How To: Paint Textured Walls
Follow this step-by-step tutorial to make light work of painting the finicky surface of a textured wall.
While an attractive way to update a knockdown, skip trowel, or orange peel finish, attempting to paint a textured wall can be a trying task. Traditional paint brushes tend to skip the peaks, valleys, and indentations, leaving unsightly bare patches that require multiple passes to cover fully. But all hope is not lost for do-it-yourselfers. If you’re preparing for a paint job, follow along with this guide on how to paint a textured wall. Its meticulous technique using either a roller or wall brush—a paint applicator that’s wider and thicker than a standard brush, with flexible square-ended bristles that hold more paint—will let you paint over any textured wall with stellar results and minimal effort.
Choose a primer designed for textured surfaces (typically labeled as “high build” or “problem surface”). Opt for either a white or a tinted primer close to the color of the paint. Either latex or oil-based works here, but keep in mind: Oil-based is more versatile because you can top it with either latex or oil-based paint, whereas oil-based paint won’t adhere as well to latex primer.
Choose either a latex or oil-based paint with a low maintenance finish that’s reflective enough to highlight the details of the wall texture—a satin or semi-gloss sheen, rather than a flat matte finish.
Move furniture to the center of the room and cover with tarp to protect them when you begin to paint textured walls. Lay additional drop cloths on the floor below the textured walls. Detach mirrors, artwork, and window treatments. Use painter’s tape to cover baseboards, ceiling trim, and any other areas of you don’t want to paint.
Turn off light switches or fixtures, shut off the circuit breaker to the room, and then detach electrical outlet and light switch cover plates. Use painter’s tape to mask anything that cannot be removed but should not be painted.
While you’ve removed most of your light sources, do set up and turn on a battery-operated work light in the room facing the painting surface so that you can more clearly see the texture of the wall treatment.
Fill any holes or divots on the surface using a spackling compound and a putty knife. Let the compound cure according to package instructions.
Vacuum the entire textured wall to eliminate any dust on and between the grooves with a brush attachment.
In a gallon-sized bucket, dilute one ounce of liquid dish soap in one gallon of warm water. Then wipe down the wall with a clean cloth saturated with the soapy solution to lift grit and grime. Make a second pass with a water-dampened cloth and allow to dry fully.
Donning gloves and a respirator, fill a paint tray with primer and load a wall brush or paint roller with a thick nap cover. When painting textured walls—or any walls, really—apply a coat of primer to the wall in “W” shaped strokes for maximum coverage, starting with the top left corner and moving down. Let cure according to package instructions.
If discoloration or other cosmetic flaws on the wall persist after the first primer coat cures, follow with a second coat and let dry completely.
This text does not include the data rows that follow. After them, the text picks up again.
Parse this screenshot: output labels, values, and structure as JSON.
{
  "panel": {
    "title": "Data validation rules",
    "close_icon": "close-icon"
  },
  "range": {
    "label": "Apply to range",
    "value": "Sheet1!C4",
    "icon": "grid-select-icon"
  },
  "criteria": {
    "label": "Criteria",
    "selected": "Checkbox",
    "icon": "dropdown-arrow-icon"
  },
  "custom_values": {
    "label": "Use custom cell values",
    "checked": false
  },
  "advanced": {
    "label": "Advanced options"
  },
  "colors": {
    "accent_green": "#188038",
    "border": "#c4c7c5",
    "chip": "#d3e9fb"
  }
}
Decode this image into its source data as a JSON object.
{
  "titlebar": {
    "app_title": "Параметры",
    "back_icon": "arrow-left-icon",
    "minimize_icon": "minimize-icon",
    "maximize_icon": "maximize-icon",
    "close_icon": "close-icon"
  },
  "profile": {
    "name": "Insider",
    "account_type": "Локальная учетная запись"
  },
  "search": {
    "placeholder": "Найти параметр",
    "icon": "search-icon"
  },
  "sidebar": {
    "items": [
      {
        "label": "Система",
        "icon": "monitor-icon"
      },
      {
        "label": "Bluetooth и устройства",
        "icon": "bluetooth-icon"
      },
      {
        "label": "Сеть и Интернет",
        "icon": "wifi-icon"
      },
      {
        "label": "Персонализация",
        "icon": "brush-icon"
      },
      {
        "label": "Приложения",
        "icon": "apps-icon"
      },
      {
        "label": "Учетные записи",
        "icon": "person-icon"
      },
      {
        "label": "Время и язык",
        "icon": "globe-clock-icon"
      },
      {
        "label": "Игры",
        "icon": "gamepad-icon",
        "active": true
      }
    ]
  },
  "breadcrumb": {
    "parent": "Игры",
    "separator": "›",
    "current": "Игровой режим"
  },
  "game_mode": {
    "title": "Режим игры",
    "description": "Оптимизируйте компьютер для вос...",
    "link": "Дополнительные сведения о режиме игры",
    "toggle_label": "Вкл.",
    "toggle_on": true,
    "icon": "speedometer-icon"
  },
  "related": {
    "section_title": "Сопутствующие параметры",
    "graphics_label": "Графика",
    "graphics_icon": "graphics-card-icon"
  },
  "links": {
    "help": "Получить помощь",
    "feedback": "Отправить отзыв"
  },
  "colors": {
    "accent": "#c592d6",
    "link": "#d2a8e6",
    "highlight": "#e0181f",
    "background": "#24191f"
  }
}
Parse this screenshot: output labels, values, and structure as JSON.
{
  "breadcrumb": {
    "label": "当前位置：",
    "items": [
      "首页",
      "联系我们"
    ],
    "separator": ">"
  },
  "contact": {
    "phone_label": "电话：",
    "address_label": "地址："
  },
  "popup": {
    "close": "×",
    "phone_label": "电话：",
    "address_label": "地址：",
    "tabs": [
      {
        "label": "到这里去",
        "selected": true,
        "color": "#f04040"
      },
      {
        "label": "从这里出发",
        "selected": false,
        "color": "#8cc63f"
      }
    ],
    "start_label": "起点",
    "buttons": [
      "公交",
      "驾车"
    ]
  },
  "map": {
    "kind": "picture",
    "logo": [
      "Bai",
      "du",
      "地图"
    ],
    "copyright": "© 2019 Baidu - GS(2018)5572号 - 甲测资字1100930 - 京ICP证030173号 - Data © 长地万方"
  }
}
Fill a fresh paint tray with paint, dip a 2″- to 4″-wide angled brush into the tray and use this to “cut in”, painting the edges of the wall to protect abutting surfaces such as ceilings from errant paint strokes.
Load a fresh, 1-¼”- to 1-½”-thick-nap roller cover or wall brush from the same tray, and paint textured walls using the same technique you did to prime them: Make a pass over the wall in “W”-shaped strokes, working from the top down until the entire wall is covered. If, while using a roller, you find that the paint isn’t reaching the recesses of a particular region, go over it with a wall brush.
When finished, examine the wall to check for missed areas and touch up as necessary with either a chip brush or a smaller roller cover. Let the first coat of paint cure according to the package instructions.
If you desire a deeper hue, repeat Steps 8 and 9 and paint the textured walls with a second coat. Then, let it cure completely before reconnecting light fixtures and otherwise restoring the room.